Task directions: The entries underneath need to be duplicated exactly, with none omitted.

#####

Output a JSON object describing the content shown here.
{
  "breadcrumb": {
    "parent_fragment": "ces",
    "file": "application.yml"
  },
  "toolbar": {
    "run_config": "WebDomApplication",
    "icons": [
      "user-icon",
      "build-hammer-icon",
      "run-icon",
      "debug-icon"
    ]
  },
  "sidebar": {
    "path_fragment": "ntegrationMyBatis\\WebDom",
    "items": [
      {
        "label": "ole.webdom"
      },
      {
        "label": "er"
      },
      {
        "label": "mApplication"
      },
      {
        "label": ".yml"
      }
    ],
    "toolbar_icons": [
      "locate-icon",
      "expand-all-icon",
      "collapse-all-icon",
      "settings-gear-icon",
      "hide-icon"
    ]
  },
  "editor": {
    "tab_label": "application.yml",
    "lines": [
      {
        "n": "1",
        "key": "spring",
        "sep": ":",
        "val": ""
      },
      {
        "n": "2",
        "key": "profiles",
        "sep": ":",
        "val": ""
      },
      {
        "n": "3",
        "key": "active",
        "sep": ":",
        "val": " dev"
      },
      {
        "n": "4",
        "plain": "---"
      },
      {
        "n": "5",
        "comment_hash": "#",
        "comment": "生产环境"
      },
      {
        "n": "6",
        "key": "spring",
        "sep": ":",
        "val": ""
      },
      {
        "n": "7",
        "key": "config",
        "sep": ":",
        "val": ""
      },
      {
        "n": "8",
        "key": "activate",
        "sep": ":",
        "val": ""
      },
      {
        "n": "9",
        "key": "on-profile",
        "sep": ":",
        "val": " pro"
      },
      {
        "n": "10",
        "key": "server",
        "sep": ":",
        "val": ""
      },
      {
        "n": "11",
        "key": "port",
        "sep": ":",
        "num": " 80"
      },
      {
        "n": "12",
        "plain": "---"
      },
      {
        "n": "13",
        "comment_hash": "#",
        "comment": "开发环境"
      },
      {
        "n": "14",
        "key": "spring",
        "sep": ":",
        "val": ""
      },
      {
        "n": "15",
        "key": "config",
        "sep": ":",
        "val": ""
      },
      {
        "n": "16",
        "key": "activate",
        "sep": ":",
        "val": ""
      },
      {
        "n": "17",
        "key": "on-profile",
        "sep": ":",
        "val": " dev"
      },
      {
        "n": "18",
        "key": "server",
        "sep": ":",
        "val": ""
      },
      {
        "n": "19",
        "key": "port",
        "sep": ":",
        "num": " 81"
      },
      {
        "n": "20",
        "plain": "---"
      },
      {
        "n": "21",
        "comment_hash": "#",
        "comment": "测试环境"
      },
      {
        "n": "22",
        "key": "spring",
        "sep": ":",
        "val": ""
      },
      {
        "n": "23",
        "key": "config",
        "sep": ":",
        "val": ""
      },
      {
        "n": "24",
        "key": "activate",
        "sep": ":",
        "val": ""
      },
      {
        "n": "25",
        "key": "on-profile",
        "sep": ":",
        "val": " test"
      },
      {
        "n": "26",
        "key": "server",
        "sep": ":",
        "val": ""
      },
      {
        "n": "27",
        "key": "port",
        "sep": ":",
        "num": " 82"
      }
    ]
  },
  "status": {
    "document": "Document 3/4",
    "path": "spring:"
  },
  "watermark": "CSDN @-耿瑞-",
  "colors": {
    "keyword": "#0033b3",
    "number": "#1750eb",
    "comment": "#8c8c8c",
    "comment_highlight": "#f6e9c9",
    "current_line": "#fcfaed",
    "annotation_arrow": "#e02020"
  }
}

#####

Response for this exercise:
Output a JSON object describing the content shown here.
{
  "breadcrumb": {
    "parent_fragment": "ces",
    "file": "application.yml"
  },
  "toolbar": {
    "run_config": "WebDomApplication",
    "icons": [
      "user-icon",
      "build-hammer-icon",
      "run-icon",
      "debug-icon"
    ]
  },
  "sidebar": {
    "path_fragment": "ntegrationMyBatis\\WebDom",
    "items": [
      {
        "label": "ole.webdom"
      },
      {
        "label": "er"
      },
      {
        "label": "mApplication"
      },
      {
        "label": ".yml"
      }
    ],
    "toolbar_icons": [
      "locate-icon",
      "expand-all-icon",
      "collapse-all-icon",
      "settings-gear-icon",
      "hide-icon"
    ]
  },
  "editor": {
    "tab_label": "application.yml",
    "lines": [
      {
        "n": "1",
        "key": "spring",
        "sep": ":",
        "val": ""
      },
      {
        "n": "2",
        "key": "profiles",
        "sep": ":",
        "val": ""
      },
      {
        "n": "3",
        "key": "active",
        "sep": ":",
        "val": " dev"
      },
      {
        "n": "4",
        "plain": "---"
      },
      {
        "n": "5",
        "comment_hash": "#",
        "comment": "生产环境"
      },
      {
        "n": "6",
        "key": "spring",
        "sep": ":",
        "val": ""
      },
      {
        "n": "7",
        "key": "config",
        "sep": ":",
        "val": ""
      },
      {
        "n": "8",
        "key": "activate",
        "sep": ":",
        "val": ""
      },
      {
        "n": "9",
        "key": "on-profile",
        "sep": ":",
        "val": " pro"
      },
      {
        "n": "10",
        "key": "server",
        "sep": ":",
        "val": ""
      },
      {
        "n": "11",
        "key": "port",
        "sep": ":",
        "num": " 80"
      },
      {
        "n": "12",
        "plain": "---"
      },
      {
        "n": "13",
        "comment_hash": "#",
        "comment": "开发环境"
      },
      {
        "n": "14",
        "key": "spring",
        "sep": ":",
        "val": ""
      },
      {
        "n": "15",
        "key": "config",
        "sep": ":",
        "val": ""
      },
      {
        "n": "16",
        "key": "activate",
        "sep": ":",
        "val": ""
      },
      {
        "n": "17",
        "key": "on-profile",
        "sep": ":",
        "val": " dev"
      },
      {
        "n": "18",
        "key": "server",
        "sep": ":",
        "val": ""
      },
      {
        "n": "19",
        "key": "port",
        "sep": ":",
        "num": " 81"
      },
      {
        "n": "20",
        "plain": "---"
      },
      {
        "n": "21",
        "comment_hash": "#",
        "comment": "测试环境"
      },
      {
        "n": "22",
        "key": "spring",
        "sep": ":",
        "val": ""
      },
      {
        "n": "23",
        "key": "config",
        "sep": ":",
        "val": ""
      },
      {
        "n": "24",
        "key": "activate",
        "sep": ":",
        "val": ""
      },
      {
        "n": "25",
        "key": "on-profile",
        "sep": ":",
        "val": " test"
      },
      {
        "n": "26",
        "key": "server",
        "sep": ":",
        "val": ""
      },
      {
        "n": "27",
        "key": "port",
        "sep": ":",
        "num": " 82"
      }
    ]
  },
  "status": {
    "document": "Document 3/4",
    "path": "spring:"
  },
  "watermark": "CSDN @-耿瑞-",
  "colors": {
    "keyword": "#0033b3",
    "number": "#1750eb",
    "comment": "#8c8c8c",
    "comment_highlight": "#f6e9c9",
    "current_line": "#fcfaed",
    "annotation_arrow": "#e02020"
  }
}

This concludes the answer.